BEGIN

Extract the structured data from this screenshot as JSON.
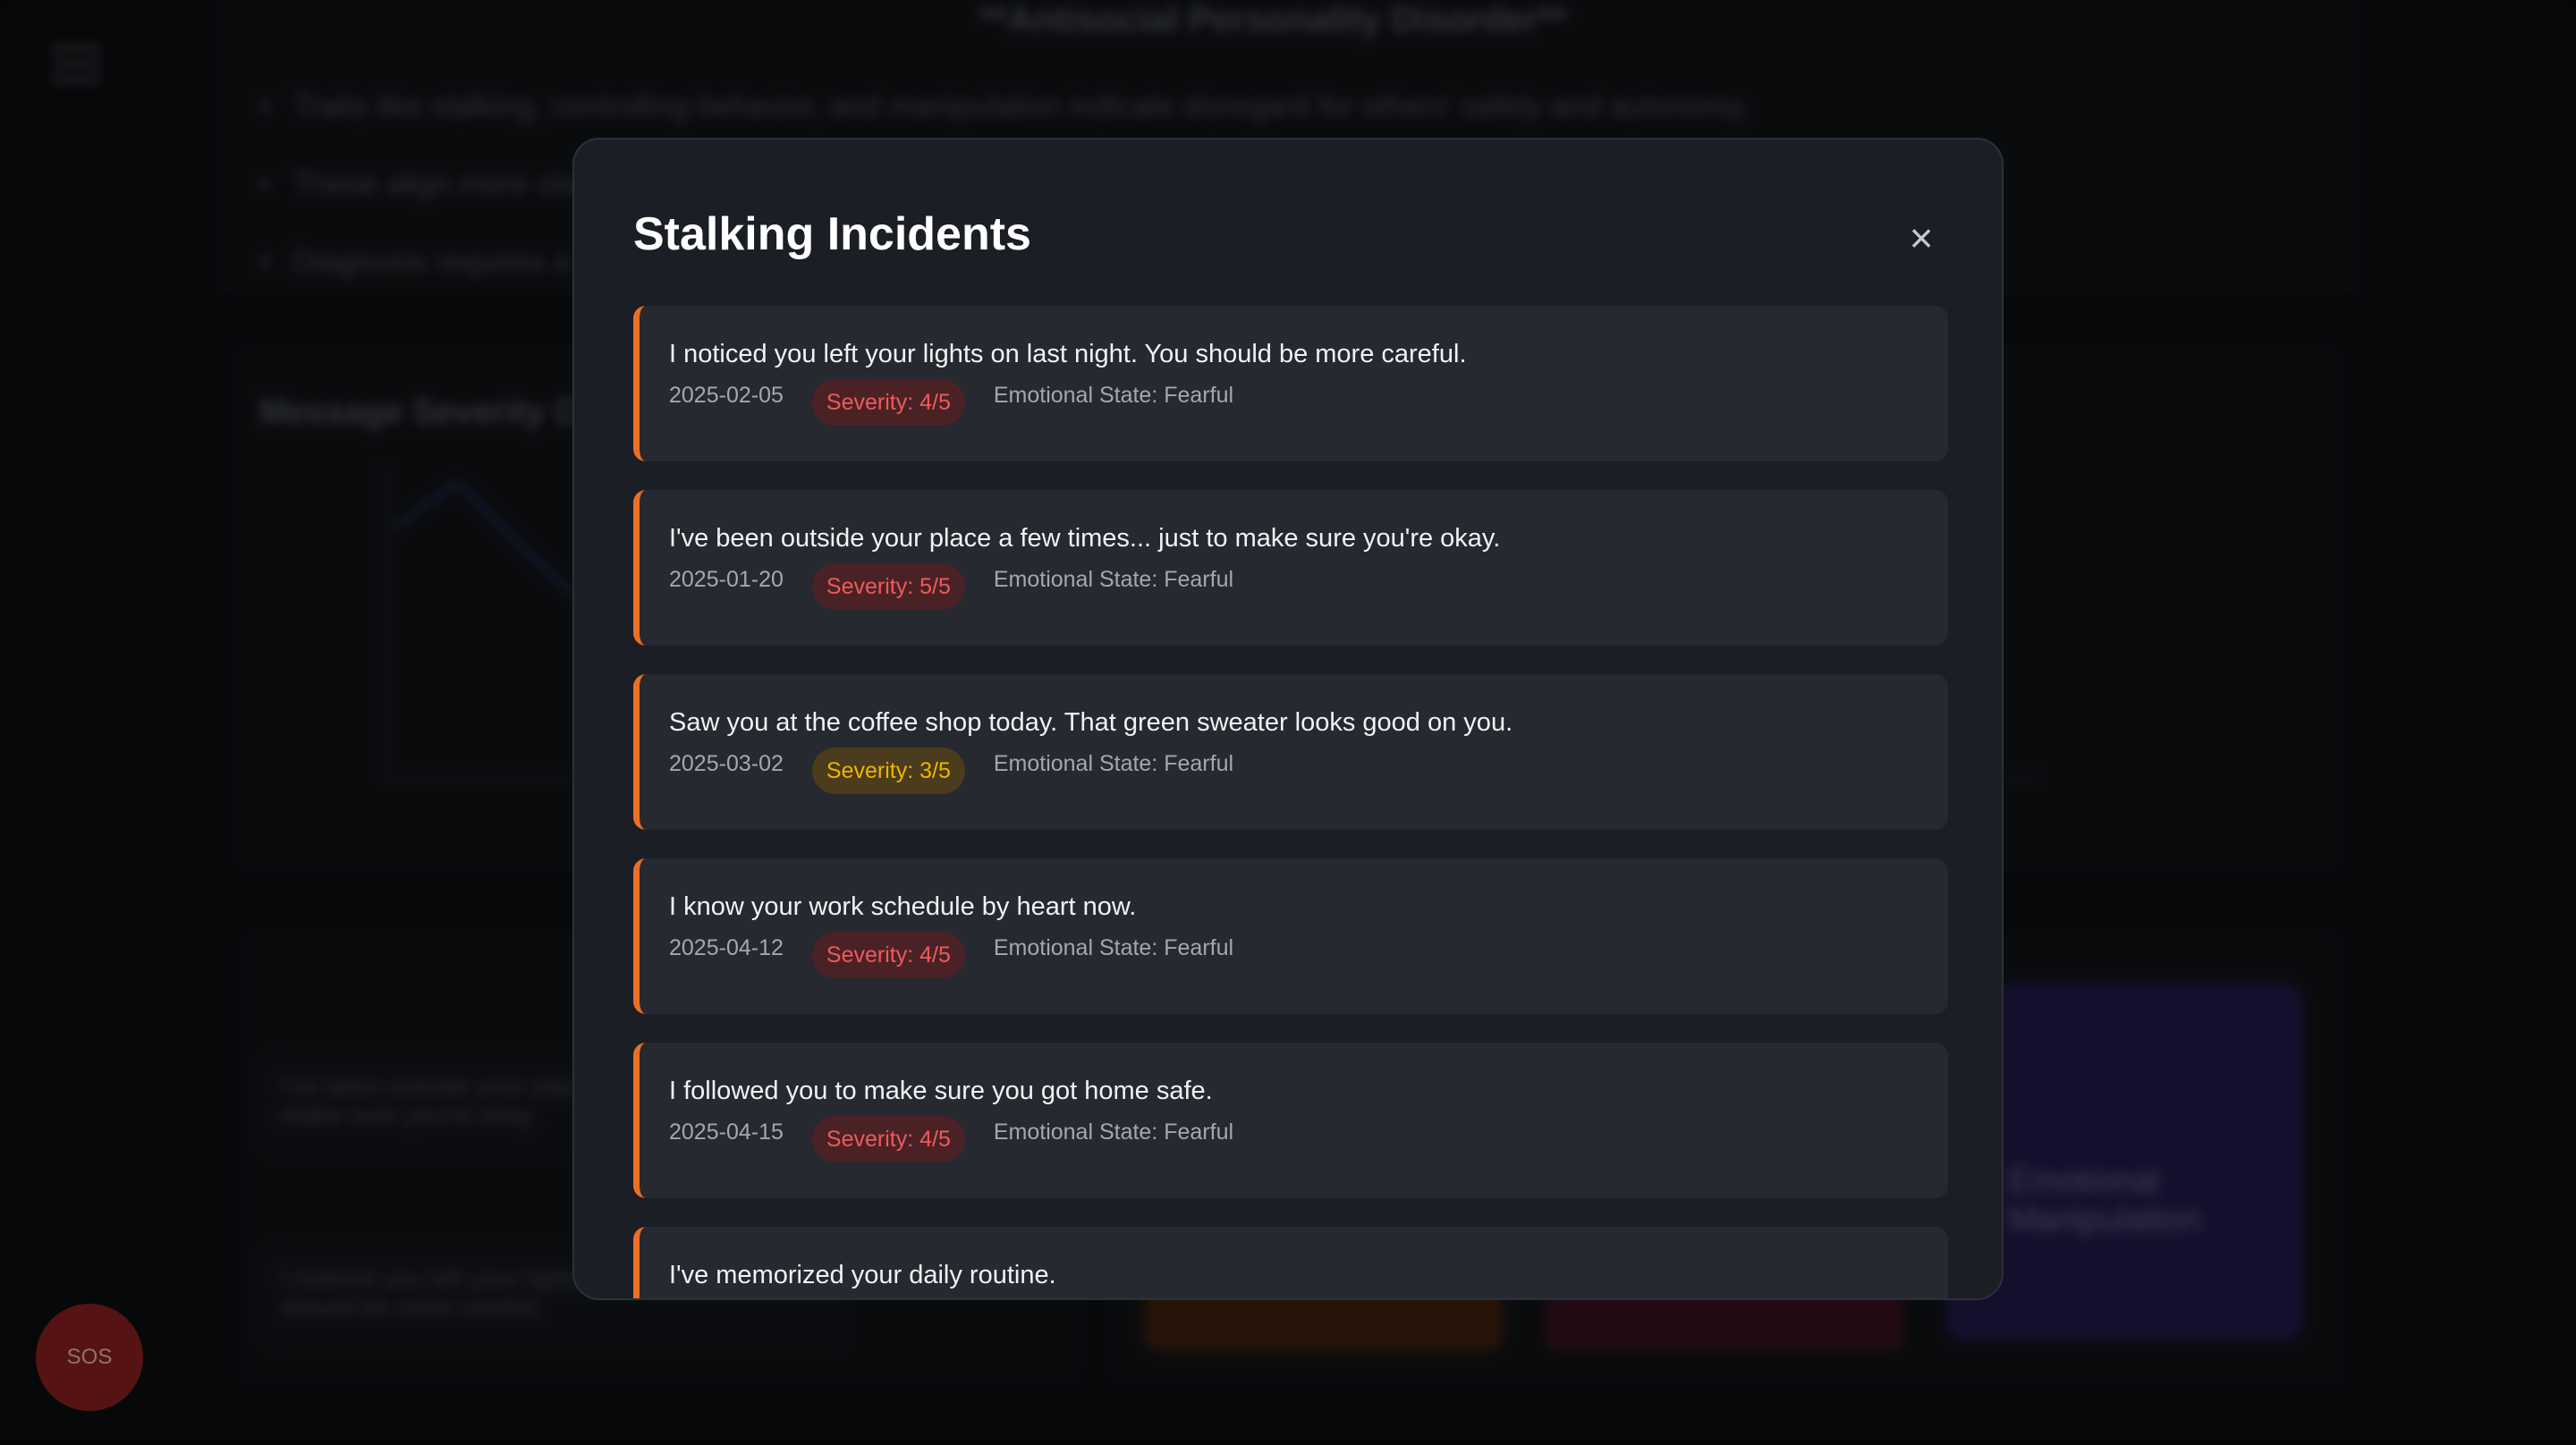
{
  "background": {
    "heading": "**Antisocial Personality Disorder**",
    "bullets": [
      "Traits like stalking, controlling behavior, and manipulation indicate disregard for others' safety and autonomy.",
      "These align more closely with",
      "Diagnosis requires a"
    ],
    "chart_title": "Message Severity Over Time",
    "messages": [
      "I've been outside your place a few times... just to make sure you're okay.",
      "I noticed you left your lights on last night. You should be more careful."
    ],
    "purple_card_text": "Emotional Manipulation",
    "fab_label": "SOS"
  },
  "modal": {
    "title": "Stalking Incidents",
    "close_icon": "×",
    "incidents": [
      {
        "text": "I noticed you left your lights on last night. You should be more careful.",
        "date": "2025-02-05",
        "severity": "Severity: 4/5",
        "emotional_state": "Emotional State: Fearful"
      },
      {
        "text": "I've been outside your place a few times... just to make sure you're okay.",
        "date": "2025-01-20",
        "severity": "Severity: 5/5",
        "emotional_state": "Emotional State: Fearful"
      },
      {
        "text": "Saw you at the coffee shop today. That green sweater looks good on you.",
        "date": "2025-03-02",
        "severity": "Severity: 3/5",
        "emotional_state": "Emotional State: Fearful"
      },
      {
        "text": "I know your work schedule by heart now.",
        "date": "2025-04-12",
        "severity": "Severity: 4/5",
        "emotional_state": "Emotional State: Fearful"
      },
      {
        "text": "I followed you to make sure you got home safe.",
        "date": "2025-04-15",
        "severity": "Severity: 4/5",
        "emotional_state": "Emotional State: Fearful"
      },
      {
        "text": "I've memorized your daily routine.",
        "date": "",
        "severity": "",
        "emotional_state": ""
      }
    ]
  },
  "colors": {
    "accent_orange": "#ea6f27",
    "severity_high": "#ef5a59",
    "severity_medium": "#f0b400"
  }
}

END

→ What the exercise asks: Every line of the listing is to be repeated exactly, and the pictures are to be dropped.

→ Task response:
Extract the structured data from this screenshot as JSON.
{
  "background": {
    "heading": "**Antisocial Personality Disorder**",
    "bullets": [
      "Traits like stalking, controlling behavior, and manipulation indicate disregard for others' safety and autonomy.",
      "These align more closely with",
      "Diagnosis requires a"
    ],
    "chart_title": "Message Severity Over Time",
    "messages": [
      "I've been outside your place a few times... just to make sure you're okay.",
      "I noticed you left your lights on last night. You should be more careful."
    ],
    "purple_card_text": "Emotional Manipulation",
    "fab_label": "SOS"
  },
  "modal": {
    "title": "Stalking Incidents",
    "close_icon": "×",
    "incidents": [
      {
        "text": "I noticed you left your lights on last night. You should be more careful.",
        "date": "2025-02-05",
        "severity": "Severity: 4/5",
        "emotional_state": "Emotional State: Fearful"
      },
      {
        "text": "I've been outside your place a few times... just to make sure you're okay.",
        "date": "2025-01-20",
        "severity": "Severity: 5/5",
        "emotional_state": "Emotional State: Fearful"
      },
      {
        "text": "Saw you at the coffee shop today. That green sweater looks good on you.",
        "date": "2025-03-02",
        "severity": "Severity: 3/5",
        "emotional_state": "Emotional State: Fearful"
      },
      {
        "text": "I know your work schedule by heart now.",
        "date": "2025-04-12",
        "severity": "Severity: 4/5",
        "emotional_state": "Emotional State: Fearful"
      },
      {
        "text": "I followed you to make sure you got home safe.",
        "date": "2025-04-15",
        "severity": "Severity: 4/5",
        "emotional_state": "Emotional State: Fearful"
      },
      {
        "text": "I've memorized your daily routine.",
        "date": "",
        "severity": "",
        "emotional_state": ""
      }
    ]
  },
  "colors": {
    "accent_orange": "#ea6f27",
    "severity_high": "#ef5a59",
    "severity_medium": "#f0b400"
  }
}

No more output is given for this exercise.